▼▼▼
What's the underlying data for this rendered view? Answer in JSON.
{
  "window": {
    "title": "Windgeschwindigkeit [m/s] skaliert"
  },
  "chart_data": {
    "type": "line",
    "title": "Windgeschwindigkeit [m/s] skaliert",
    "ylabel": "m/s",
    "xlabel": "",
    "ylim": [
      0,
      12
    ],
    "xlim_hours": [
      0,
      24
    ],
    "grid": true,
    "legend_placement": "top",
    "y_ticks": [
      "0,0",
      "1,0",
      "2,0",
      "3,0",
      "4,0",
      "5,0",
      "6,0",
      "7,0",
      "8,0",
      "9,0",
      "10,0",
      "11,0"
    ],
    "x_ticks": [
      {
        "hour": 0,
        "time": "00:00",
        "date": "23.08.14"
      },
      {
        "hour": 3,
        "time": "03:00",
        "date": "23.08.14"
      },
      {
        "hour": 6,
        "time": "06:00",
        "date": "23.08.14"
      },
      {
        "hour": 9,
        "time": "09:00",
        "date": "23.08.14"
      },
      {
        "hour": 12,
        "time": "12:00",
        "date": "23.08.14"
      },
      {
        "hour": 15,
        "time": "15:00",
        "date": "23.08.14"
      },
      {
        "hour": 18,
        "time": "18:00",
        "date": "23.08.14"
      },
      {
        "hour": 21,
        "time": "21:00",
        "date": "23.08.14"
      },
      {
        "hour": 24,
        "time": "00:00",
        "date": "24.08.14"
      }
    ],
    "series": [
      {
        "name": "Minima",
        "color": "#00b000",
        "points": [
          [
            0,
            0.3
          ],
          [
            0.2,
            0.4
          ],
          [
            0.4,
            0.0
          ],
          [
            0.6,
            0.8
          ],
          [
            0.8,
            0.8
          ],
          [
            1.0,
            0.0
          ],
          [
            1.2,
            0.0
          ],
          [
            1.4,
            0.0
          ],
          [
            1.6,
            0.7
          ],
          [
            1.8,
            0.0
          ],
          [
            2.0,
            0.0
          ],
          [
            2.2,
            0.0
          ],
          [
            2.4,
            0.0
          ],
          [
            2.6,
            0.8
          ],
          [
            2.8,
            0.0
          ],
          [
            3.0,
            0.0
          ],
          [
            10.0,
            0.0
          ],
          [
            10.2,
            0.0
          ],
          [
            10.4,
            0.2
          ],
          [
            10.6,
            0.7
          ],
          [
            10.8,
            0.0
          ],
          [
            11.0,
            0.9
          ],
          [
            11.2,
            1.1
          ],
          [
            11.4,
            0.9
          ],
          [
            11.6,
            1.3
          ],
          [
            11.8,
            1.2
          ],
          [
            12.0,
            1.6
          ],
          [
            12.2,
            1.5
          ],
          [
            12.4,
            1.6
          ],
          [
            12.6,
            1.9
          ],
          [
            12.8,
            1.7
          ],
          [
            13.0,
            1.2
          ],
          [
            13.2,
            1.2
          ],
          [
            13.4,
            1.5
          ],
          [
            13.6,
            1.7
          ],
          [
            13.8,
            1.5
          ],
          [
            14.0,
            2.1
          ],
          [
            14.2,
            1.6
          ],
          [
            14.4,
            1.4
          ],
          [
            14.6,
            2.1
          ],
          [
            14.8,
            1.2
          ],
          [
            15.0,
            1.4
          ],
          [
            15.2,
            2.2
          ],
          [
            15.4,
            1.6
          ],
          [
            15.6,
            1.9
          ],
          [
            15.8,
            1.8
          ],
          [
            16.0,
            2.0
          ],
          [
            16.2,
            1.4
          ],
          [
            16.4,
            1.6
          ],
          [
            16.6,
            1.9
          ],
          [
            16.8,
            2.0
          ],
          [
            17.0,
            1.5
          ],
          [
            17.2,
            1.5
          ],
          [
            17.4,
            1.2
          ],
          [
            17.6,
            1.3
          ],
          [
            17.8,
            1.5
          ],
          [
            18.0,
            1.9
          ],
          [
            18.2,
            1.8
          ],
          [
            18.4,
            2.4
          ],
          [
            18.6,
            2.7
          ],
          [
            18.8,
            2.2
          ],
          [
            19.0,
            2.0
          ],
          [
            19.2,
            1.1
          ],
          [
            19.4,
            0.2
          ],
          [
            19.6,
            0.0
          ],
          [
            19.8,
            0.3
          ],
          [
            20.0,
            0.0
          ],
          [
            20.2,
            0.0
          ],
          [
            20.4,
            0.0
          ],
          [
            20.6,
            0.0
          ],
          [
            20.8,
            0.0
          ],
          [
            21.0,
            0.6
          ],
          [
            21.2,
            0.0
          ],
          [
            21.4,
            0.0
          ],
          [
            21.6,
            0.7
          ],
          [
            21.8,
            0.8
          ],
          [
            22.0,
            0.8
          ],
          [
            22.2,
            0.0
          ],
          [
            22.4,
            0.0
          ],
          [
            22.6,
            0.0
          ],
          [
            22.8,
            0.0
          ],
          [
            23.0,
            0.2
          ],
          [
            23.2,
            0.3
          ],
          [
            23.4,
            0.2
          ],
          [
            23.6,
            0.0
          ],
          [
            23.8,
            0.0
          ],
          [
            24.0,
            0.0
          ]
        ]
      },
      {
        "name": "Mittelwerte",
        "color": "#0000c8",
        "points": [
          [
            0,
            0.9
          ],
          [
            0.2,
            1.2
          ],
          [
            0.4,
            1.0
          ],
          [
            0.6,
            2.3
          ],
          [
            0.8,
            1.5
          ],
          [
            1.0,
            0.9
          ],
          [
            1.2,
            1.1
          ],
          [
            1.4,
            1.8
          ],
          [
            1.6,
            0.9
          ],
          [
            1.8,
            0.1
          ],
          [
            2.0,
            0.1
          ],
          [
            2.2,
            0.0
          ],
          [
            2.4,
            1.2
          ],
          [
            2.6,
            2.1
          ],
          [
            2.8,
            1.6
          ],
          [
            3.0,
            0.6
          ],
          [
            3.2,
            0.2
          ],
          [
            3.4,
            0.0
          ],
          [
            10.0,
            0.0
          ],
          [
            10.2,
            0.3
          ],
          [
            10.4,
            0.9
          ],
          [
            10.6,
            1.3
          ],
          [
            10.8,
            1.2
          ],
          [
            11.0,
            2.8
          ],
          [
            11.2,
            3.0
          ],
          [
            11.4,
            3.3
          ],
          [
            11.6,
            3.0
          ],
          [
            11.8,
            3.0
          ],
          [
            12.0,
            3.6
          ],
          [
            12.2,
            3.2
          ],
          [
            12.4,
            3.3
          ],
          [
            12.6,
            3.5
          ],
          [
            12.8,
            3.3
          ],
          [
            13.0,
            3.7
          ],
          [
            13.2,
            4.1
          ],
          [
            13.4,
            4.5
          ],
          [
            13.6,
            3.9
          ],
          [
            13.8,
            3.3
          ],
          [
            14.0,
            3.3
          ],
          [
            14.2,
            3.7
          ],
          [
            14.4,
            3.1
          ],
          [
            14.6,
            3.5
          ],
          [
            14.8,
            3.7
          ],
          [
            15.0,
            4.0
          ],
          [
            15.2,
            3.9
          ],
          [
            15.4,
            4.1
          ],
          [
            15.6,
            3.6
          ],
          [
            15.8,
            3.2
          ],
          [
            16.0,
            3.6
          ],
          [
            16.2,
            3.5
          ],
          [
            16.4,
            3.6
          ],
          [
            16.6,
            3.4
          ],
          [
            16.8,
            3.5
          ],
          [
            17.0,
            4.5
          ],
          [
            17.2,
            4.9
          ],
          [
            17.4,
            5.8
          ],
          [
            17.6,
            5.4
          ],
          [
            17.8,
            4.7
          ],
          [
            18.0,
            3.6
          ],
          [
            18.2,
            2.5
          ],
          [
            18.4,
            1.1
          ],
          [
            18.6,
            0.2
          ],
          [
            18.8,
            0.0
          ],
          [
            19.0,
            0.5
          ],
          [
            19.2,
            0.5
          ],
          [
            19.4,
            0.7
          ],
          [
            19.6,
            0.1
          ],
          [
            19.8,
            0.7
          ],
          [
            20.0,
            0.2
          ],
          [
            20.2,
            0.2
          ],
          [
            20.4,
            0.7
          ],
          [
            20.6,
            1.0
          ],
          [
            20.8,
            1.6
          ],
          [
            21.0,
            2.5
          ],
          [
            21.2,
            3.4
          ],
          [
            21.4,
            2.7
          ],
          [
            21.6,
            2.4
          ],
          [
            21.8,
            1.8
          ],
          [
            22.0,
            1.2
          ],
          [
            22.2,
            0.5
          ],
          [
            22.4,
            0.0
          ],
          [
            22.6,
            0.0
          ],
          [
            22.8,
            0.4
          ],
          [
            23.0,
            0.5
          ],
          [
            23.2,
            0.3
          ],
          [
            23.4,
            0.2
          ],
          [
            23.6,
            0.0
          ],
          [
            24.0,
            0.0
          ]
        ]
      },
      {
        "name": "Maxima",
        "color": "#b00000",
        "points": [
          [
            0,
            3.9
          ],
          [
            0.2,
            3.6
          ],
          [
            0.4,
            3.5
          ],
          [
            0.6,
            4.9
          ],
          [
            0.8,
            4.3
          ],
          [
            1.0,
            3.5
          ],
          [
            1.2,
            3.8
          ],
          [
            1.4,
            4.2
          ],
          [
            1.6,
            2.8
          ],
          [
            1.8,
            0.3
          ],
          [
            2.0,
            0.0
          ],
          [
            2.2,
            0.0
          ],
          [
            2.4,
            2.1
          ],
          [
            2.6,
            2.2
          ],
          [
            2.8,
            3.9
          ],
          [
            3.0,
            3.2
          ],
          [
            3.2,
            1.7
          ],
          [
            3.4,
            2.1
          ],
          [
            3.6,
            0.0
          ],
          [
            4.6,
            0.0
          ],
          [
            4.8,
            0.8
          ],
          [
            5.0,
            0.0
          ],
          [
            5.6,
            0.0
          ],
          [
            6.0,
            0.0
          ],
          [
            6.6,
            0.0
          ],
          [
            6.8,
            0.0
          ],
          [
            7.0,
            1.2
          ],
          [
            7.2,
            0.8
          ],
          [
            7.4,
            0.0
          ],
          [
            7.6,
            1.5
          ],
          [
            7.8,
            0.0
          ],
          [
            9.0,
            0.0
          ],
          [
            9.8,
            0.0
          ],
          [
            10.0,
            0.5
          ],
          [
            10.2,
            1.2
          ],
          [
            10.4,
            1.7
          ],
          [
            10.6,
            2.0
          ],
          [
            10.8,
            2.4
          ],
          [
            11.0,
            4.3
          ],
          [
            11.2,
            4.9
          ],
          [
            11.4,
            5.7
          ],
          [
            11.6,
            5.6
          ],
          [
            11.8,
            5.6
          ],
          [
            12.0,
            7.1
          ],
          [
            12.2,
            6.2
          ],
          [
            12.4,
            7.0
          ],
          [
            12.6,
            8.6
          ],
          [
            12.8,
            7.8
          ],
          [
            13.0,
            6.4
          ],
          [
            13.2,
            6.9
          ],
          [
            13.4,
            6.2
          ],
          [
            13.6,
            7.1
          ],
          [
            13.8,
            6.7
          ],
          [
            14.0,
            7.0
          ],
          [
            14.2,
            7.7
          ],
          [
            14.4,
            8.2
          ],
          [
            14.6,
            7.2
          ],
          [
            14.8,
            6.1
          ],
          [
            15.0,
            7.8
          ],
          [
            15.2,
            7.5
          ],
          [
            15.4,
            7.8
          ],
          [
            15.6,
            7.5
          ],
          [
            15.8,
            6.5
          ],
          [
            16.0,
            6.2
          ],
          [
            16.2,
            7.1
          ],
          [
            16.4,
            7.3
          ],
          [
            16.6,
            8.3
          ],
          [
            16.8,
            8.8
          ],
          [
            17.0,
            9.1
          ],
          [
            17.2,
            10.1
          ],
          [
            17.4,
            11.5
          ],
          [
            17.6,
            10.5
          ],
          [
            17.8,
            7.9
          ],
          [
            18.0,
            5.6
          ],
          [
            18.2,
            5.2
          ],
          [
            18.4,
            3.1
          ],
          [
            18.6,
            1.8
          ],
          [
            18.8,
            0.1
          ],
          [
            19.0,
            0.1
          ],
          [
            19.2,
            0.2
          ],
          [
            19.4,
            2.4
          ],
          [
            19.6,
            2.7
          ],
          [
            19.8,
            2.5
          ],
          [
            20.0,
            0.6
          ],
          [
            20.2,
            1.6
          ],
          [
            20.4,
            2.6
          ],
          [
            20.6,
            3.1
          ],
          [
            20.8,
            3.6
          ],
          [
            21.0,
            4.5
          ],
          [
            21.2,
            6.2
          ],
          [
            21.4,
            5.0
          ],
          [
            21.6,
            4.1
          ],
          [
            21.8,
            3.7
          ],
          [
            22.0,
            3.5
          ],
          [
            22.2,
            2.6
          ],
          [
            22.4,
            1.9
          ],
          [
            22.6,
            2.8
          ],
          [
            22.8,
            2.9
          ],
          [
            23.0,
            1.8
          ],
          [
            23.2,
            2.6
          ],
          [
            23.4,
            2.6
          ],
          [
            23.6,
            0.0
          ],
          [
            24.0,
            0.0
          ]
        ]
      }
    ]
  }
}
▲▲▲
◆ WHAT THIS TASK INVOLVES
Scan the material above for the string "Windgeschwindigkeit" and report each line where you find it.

◆ EXERCISE SOLUTION
    "title": "Windgeschwindigkeit [m/s] skaliert"
    "title": "Windgeschwindigkeit [m/s] skaliert",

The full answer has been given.